### Recorded information

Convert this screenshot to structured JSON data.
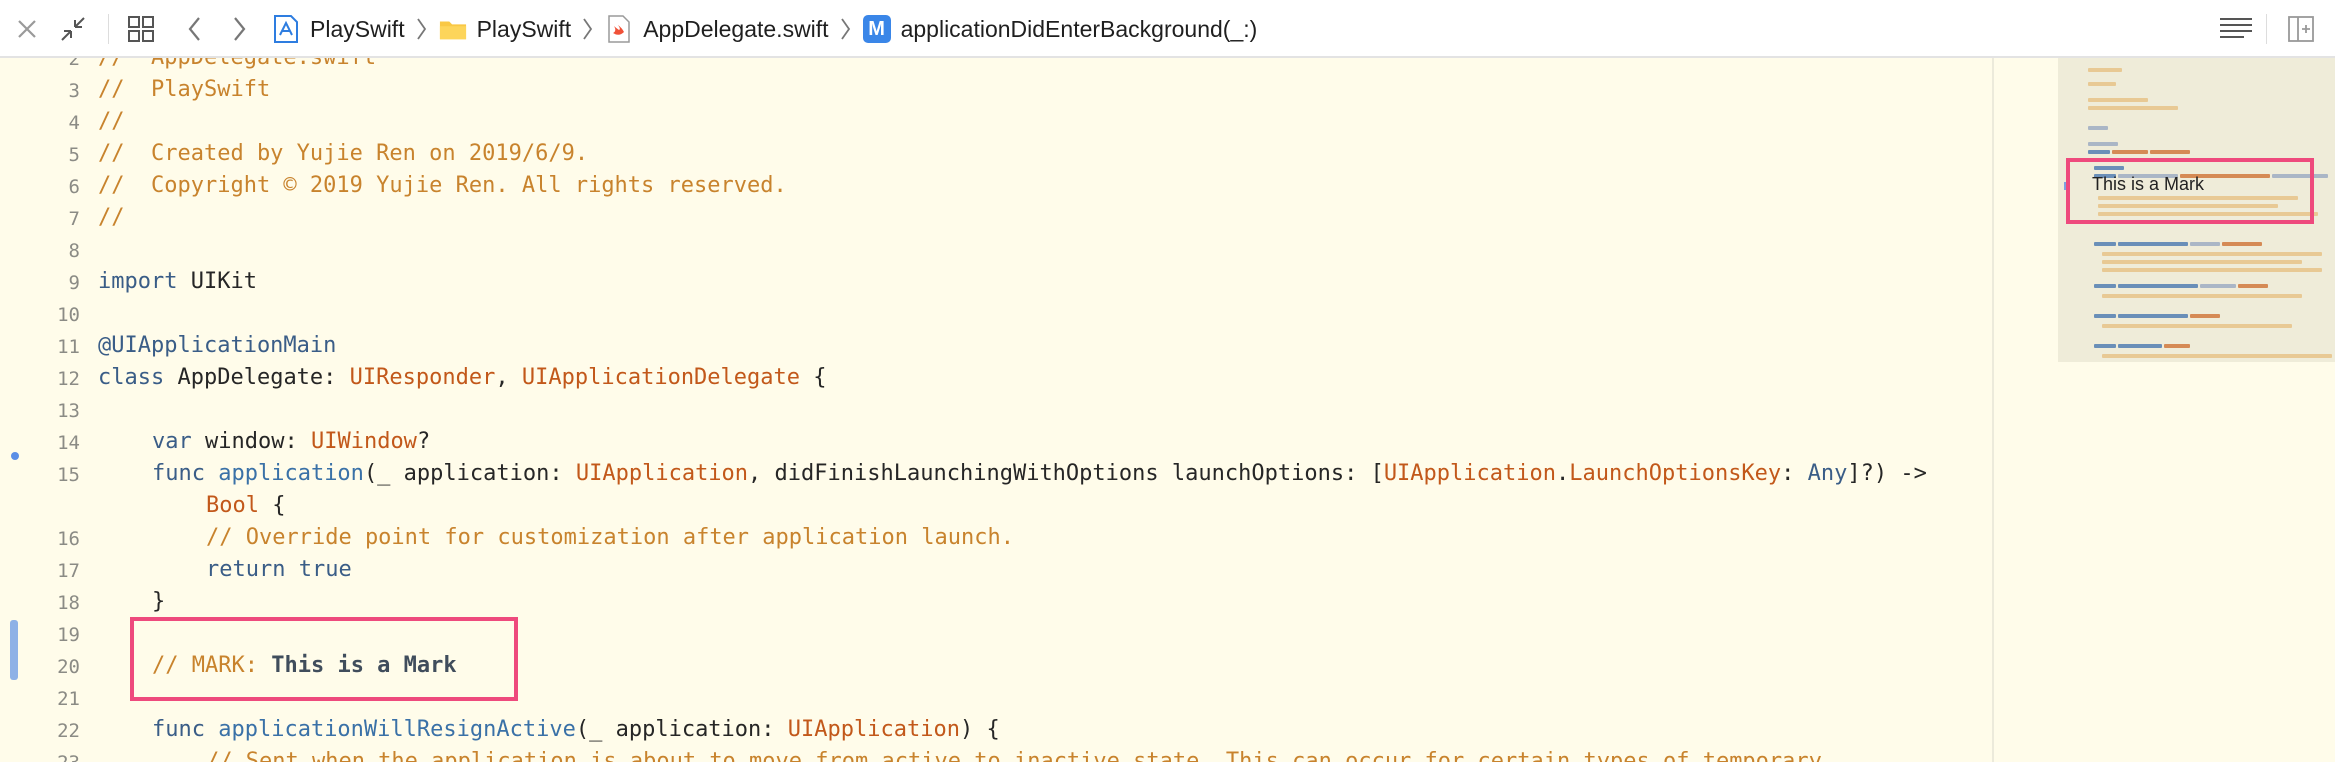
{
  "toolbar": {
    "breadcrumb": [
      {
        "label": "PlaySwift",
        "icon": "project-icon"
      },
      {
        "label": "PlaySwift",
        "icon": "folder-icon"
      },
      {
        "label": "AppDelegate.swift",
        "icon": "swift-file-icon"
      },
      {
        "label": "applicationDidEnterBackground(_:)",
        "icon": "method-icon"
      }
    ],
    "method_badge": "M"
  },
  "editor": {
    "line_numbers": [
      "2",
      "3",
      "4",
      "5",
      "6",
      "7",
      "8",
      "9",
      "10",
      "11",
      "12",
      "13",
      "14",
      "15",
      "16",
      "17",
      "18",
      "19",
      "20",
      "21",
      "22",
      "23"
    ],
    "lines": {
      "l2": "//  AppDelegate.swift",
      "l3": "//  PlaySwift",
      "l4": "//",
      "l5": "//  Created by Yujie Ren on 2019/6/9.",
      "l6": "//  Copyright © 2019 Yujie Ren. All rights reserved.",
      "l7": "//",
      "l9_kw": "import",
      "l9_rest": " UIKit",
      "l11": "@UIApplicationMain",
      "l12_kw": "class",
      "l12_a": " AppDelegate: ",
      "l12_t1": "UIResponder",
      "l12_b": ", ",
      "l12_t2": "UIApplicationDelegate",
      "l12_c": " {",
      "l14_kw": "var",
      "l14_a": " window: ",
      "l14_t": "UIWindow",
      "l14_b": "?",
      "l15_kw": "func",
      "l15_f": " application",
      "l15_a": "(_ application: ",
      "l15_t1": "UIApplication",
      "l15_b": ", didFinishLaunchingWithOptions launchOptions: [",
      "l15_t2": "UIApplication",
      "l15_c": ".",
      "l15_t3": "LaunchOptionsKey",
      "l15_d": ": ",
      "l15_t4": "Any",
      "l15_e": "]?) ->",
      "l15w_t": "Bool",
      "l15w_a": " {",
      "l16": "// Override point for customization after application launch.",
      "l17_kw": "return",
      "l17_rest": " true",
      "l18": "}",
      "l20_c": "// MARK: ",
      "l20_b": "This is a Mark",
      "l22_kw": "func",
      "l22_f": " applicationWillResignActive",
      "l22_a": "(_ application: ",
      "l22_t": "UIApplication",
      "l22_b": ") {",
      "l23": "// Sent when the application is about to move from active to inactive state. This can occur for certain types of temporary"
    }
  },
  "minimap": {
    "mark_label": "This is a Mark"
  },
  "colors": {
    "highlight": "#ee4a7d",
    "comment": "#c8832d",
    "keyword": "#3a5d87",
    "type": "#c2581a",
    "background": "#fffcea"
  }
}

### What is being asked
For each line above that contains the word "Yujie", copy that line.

### Exercise response
      "l5": "//  Created by Yujie Ren on 2019/6/9.",
      "l6": "//  Copyright © 2019 Yujie Ren. All rights reserved.",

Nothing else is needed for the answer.